An ASEAN interdisciplinary network to promote access and inclusion of disabled students in higher education
Academy of Medical Sciences, GCRF
Universiti Pendidikan Sultan Idris (Malaysia), Christian University of Indonesia (Indonesia), Hue Industrial College (Vietnam), Centre for Higher Education Studies, Vietnam Institute of Education Studies (Vietnam)
Project Lead: Prof. Lynn Clouder, Coventry University
Prof. Zenaida Reyes, Philippine Normal University
21 October 2019 to 20 October 2020
Establishing an interdisciplinary network in higher education in the Association of Southeast Asian Nations (ASEAN) countries addresses Sustainable Development Goal (SDG) number 4, advocating “inclusive and quality education for all”. People with a disability experience marginalisation due to being excluded from education, leading to poor employment prospects, low socioeconomic status and dependency.

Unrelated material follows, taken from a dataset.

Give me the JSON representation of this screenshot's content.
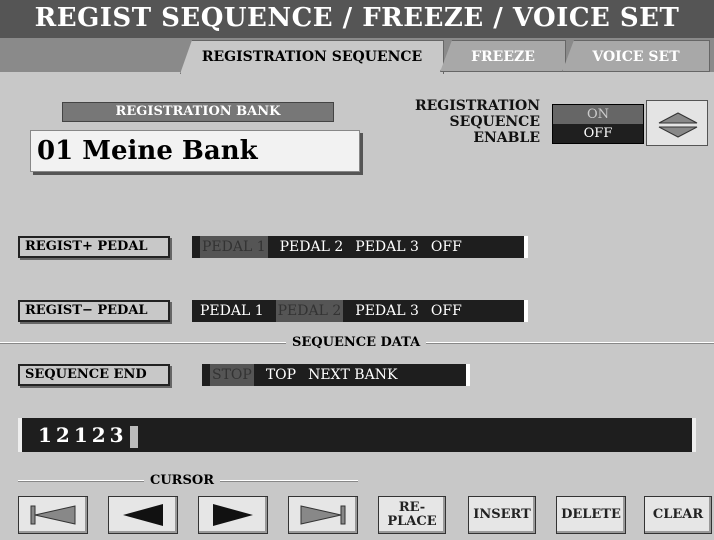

Underrepresentation and poor achievement of disabled people in higher education (HE) is a global challenge, including in ASEAN countries, especially Indonesia and Vietnam, where gaps between achievement of disabled and non-disabled people are greatest (UNESCO, 2018). Discriminatory policies and practices impact on all disabled people, but women are doubly disadvantaged in accessing education compared to disabled men. A current gap in understanding/sharing data on the extent of the challenge highlights the importance of the proposed network.
The network comprising an interdisciplinary mix of partners from the Philippines, Malaysia, Indonesia and Vietnam, is crucial to identifying challenges facing disabled people, especially women, in higher education in the ASEAN region. Importantly, it will also enable sharing of current support and practices, reasonable adjustments, and use of assistive technology across disciplines. Project impact will take the form of raised disability awareness in higher education, increased collaborative research capacity of project partners, and a framework to evidence future impact of research and capacity building for staff and students. Wider societal impact will result from increased inclusion and greater independence and engagement of disabled people in education, and the workforce, responding to SDG 4, and to development and welfare in the ASEAN countries.
The ASEAN interdisciplinary network will collaborate to:
- Scope current challenges/support for disabled people in higher education, including gender specific issues and disciplinary differences, identifying key areas for future research
- Build research capacity amongst partners
- Develop a framework and tools for a robust research project to underpin inclusive higher education for disabled people.
- Map national laws, local/institutional policies, advocating inclusion for disabled people
- Explore the challenges/support disabled people experience in higher education to produce a series of brief institutional case studies
- Identify any gendered differences in experiences
- Conduct a cross-disciplinary analysis of programme learning outcomes to identify those that are accessible and any prohibiting disabilities
- Engage in knowledge exchange and skills transfer - share results of initial scoping activities and deliver research skills workshops
- Develop a framework for future research around inclusive interventions, including design of data collection instruments capturing access, retention, attainment and graduate employment
- Disseminate initial results/ tools developed through a project symposium, and articles in high quality peer reviewed journals.
The proposed activities are in synergy with the ten disability-inclusive development goals of the Incheon Strategy (2012), which highlights the need for better comparability of disability data, and identification of centres of excellence within the Asia and Pacific regions to foster collaboration. Both suggestions are met through this network proposal, which focuses on UN SDG4, and enhancing gender equality and advancing disabled women’s economic participation (UN Economic and Social Commission for Asia and the Pacific 2014).
Whereas there is a discourse of disability and special education at primary and secondary school levels (UNESCO, 2018), a gap exists in understanding disability in higher education. The identification of key research questions and robust research framework will generate comparable data, through longer-term network collaboration, to provide new knowledge on disability and access, retention, completion and employment following higher education for the first time, which will contribute to closing this gap in disability understanding.
Involvement of a wide range of stakeholders in AI events and networking activities will ensure project impact at different scales. The networking activities include HEIs, school teachers and parents (institutional level). There is the potential for engagement and promotion to be significantly scaled up to reach national stakeholders. These include Special Education and Autism Society in the Philippines; the Disability Working Group VUFO-NGO (Vietnam); BAKTI-MIND (Malaysia); the Indonesian Disabled Peoples Association (Indonesia), and regional networks, such as the ASEAN Disability Forum, which is a network of organisations of persons with disabilities, advocating for the creation and implementation of inclusive policy.